Interviews, face-to-face, high school graduates of homeschooling and their mothers about their literacy experiences to elicit in-depth literacy information in an informal non-threatening way, with the potential of pursuing desired information that might not be reported on a written questionnaire. Addresses many topics such as reading aloud, early memories, decoding, comprehension, favorite books, literature, vocabulary, grammar, spelling, writing, Christian materials, other instructional materials and techniques, Time Spent on Reading and Language Arts, family co-operatives, reading problems, current reading, what would you do differently?, and would you homeschool your own children?
June D. Knafle, Ph.D., and Alice Legenza Wescott, Ph.D., Volume 16, No. 2, 2005, p. 1-12
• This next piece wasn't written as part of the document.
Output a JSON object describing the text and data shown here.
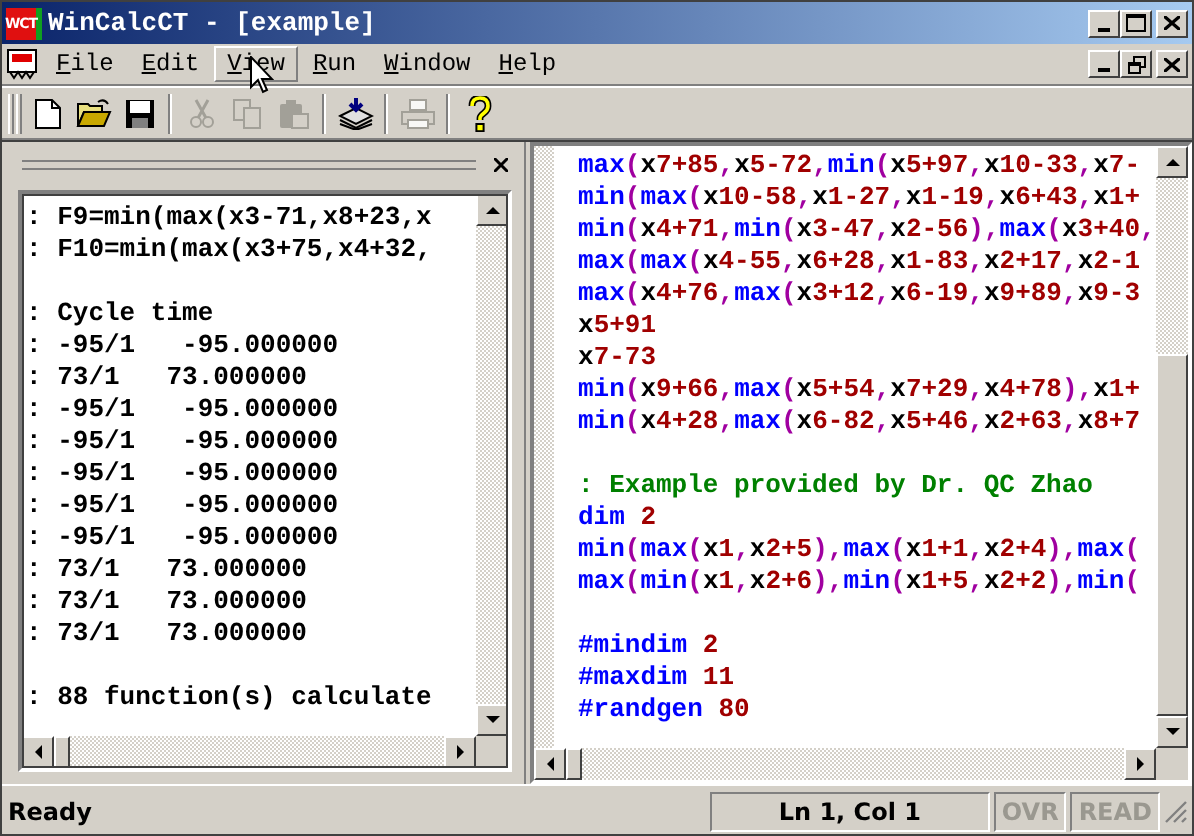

Religious Outcomes in Conventionally Schooled and Home Schooled YouthPurposes to determine if outcomes of home educated students were commensurate with the religious objectives given by many as reason for choosing home-based education by comparing responses to the instrument entitled Daily Challenges Inventory. Significant difference between homeschooled and conventionally schooled youth was found on 14 items of the DCI. The homeschooled group was significantly less likely to watch MTV; use drugs; lie to a parent, teacher, or other older person; attempt suicide; drink enough alcohol to be legally drunk; or gamble. Homeschoolers were also significantly less likely to describe themselves as too busy, stressed out, angry with life, confused, or always tired. Conventionally schooled youth were significantly more likely to describe themselves as upbeat, encouraged, and seeking answers.
T. Wayne McEntire, Ph.D., Volume 16, No. 2, 2005, p. 13-18